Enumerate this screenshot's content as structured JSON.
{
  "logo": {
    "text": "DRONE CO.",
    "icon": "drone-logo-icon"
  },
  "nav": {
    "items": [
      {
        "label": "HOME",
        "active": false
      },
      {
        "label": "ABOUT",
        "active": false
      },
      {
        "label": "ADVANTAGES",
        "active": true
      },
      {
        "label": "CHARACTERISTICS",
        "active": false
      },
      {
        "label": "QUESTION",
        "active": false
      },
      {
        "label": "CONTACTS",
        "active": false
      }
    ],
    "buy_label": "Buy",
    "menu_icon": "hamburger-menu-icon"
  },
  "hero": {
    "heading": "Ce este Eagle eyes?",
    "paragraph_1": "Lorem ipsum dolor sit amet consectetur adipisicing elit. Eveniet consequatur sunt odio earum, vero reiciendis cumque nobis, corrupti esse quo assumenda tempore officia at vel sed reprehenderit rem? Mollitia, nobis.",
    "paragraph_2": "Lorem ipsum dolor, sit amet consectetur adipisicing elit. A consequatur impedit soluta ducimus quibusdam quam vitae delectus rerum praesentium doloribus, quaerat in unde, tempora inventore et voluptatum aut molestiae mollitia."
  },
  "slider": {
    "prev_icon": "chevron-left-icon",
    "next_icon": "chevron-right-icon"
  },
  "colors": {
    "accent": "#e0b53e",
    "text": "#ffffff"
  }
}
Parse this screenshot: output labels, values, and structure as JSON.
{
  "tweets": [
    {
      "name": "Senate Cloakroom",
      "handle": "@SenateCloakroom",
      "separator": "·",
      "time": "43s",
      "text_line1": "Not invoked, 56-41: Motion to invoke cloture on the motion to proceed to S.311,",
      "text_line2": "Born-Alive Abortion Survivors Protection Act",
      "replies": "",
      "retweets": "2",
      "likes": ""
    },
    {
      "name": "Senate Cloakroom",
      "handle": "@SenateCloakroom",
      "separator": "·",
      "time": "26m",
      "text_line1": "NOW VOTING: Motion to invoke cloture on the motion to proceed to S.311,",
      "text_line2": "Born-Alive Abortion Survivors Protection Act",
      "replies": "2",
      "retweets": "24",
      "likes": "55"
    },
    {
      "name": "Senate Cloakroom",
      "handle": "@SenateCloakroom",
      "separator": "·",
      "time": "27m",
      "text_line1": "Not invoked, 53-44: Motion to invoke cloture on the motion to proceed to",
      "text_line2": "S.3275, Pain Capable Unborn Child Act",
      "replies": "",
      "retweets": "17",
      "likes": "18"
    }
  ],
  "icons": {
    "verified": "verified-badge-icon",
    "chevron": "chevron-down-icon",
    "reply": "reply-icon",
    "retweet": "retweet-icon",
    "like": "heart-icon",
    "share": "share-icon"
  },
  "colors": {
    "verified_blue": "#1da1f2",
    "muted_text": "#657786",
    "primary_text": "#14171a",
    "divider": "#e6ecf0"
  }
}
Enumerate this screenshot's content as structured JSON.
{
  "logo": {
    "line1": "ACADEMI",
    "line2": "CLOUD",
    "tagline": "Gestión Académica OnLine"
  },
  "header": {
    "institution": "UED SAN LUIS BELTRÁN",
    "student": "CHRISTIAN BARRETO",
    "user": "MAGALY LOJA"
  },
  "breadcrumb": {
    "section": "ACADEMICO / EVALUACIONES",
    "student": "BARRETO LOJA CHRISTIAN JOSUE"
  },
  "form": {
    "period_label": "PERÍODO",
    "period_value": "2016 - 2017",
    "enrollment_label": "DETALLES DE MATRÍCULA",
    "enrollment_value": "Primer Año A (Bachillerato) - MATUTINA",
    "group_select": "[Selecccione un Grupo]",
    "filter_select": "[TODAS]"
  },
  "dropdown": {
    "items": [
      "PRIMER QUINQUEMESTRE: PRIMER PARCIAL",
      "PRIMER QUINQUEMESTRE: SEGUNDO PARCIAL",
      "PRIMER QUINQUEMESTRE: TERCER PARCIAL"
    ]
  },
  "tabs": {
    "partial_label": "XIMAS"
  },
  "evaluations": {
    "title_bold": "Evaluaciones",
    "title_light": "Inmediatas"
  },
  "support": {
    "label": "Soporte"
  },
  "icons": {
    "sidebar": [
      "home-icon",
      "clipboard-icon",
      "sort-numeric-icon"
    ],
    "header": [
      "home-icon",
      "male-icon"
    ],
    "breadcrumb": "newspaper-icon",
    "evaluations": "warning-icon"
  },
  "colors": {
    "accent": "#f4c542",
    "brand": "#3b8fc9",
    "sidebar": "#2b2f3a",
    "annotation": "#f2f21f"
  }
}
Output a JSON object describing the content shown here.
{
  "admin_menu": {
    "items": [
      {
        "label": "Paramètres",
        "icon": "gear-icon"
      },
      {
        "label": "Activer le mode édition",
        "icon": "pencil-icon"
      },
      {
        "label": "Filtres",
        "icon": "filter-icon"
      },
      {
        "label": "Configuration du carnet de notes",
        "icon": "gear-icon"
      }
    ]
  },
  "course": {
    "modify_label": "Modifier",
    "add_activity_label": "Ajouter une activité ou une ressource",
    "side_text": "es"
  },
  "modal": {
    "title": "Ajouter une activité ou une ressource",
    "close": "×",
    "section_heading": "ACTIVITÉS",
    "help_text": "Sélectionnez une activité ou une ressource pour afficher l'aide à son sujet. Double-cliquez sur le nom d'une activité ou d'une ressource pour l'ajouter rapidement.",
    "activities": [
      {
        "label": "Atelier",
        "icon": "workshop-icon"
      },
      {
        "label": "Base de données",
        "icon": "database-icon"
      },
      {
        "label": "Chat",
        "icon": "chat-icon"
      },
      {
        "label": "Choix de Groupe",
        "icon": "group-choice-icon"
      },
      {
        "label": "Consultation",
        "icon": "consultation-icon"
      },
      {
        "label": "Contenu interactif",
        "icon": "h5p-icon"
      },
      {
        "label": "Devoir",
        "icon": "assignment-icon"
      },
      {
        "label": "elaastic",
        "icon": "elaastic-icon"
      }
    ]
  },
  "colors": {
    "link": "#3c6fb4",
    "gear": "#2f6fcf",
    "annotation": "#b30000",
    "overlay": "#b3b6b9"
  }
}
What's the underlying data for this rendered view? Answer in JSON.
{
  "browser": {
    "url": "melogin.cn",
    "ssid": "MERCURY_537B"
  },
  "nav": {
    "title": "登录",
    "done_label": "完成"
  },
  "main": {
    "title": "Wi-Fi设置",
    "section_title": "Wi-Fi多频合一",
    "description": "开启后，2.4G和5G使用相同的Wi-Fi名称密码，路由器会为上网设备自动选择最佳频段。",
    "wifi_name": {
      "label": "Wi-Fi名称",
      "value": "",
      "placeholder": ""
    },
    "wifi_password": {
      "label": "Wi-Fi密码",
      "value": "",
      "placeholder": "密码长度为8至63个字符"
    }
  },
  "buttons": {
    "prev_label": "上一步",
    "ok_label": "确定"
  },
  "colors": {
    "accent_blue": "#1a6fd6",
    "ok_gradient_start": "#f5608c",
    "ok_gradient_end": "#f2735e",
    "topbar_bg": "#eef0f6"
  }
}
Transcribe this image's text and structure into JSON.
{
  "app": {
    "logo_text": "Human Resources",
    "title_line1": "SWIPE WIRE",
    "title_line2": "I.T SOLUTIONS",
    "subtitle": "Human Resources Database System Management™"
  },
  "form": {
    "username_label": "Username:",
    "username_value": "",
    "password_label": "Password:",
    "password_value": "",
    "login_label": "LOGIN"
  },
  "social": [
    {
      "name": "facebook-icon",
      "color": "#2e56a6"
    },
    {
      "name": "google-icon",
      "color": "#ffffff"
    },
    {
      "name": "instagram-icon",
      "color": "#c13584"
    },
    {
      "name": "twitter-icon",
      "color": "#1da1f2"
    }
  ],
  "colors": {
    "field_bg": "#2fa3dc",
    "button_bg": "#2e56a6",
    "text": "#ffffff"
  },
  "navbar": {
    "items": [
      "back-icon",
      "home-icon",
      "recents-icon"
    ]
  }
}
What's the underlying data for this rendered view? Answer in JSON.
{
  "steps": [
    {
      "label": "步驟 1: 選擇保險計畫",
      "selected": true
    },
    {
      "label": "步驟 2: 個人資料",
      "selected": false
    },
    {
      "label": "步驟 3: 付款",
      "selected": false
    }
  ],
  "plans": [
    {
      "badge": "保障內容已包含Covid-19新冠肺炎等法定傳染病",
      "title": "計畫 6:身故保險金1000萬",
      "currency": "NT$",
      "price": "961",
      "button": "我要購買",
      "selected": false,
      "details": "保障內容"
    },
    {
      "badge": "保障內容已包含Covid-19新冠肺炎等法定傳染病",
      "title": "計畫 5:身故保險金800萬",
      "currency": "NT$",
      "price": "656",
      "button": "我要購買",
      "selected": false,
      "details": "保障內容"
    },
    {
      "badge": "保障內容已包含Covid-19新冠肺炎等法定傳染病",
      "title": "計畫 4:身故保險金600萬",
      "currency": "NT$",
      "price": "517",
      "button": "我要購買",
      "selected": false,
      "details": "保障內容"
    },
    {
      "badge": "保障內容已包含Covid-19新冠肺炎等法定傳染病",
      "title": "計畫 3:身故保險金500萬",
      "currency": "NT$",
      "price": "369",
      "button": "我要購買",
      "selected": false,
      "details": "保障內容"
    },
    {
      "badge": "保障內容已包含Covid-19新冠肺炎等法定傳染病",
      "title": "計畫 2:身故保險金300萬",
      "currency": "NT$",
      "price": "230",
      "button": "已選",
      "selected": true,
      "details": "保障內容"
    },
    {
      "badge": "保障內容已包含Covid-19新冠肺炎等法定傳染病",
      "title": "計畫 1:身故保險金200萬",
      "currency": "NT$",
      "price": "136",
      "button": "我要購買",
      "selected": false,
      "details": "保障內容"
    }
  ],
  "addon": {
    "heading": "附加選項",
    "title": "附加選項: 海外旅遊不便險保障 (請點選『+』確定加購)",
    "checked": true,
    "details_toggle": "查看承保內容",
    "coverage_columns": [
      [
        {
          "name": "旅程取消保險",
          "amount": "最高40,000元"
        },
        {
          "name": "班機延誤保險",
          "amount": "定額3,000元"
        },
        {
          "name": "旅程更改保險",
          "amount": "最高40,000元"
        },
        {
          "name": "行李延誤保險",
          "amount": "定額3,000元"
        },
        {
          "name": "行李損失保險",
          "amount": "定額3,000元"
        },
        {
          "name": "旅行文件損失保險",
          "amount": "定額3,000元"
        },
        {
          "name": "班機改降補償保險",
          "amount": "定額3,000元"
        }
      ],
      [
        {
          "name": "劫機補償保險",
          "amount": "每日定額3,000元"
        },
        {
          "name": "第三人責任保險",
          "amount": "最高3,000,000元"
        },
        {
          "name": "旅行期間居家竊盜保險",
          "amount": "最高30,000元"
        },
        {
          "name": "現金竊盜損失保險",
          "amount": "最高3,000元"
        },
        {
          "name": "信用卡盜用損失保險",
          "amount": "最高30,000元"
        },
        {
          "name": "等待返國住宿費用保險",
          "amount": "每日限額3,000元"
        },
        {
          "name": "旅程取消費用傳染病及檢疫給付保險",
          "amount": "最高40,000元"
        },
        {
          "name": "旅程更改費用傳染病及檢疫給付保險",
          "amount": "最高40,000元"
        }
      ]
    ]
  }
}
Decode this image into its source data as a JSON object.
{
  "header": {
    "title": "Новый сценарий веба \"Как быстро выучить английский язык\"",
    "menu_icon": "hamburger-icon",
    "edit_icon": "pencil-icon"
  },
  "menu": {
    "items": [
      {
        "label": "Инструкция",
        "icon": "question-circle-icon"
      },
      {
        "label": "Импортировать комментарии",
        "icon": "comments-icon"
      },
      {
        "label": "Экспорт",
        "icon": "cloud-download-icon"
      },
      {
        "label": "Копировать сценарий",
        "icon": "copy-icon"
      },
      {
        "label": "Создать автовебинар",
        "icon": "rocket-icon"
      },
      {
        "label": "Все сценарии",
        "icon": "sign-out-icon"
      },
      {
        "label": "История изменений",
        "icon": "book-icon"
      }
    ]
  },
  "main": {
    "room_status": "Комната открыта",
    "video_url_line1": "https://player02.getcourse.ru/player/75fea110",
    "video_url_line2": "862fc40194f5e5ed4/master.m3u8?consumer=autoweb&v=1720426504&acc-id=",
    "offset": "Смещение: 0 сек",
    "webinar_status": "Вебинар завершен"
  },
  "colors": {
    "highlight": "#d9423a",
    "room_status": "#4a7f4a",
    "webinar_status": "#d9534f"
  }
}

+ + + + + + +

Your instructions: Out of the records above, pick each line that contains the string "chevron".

Completed task:
    "prev_icon": "chevron-left-icon",
    "next_icon": "chevron-right-icon"
    "chevron": "chevron-down-icon",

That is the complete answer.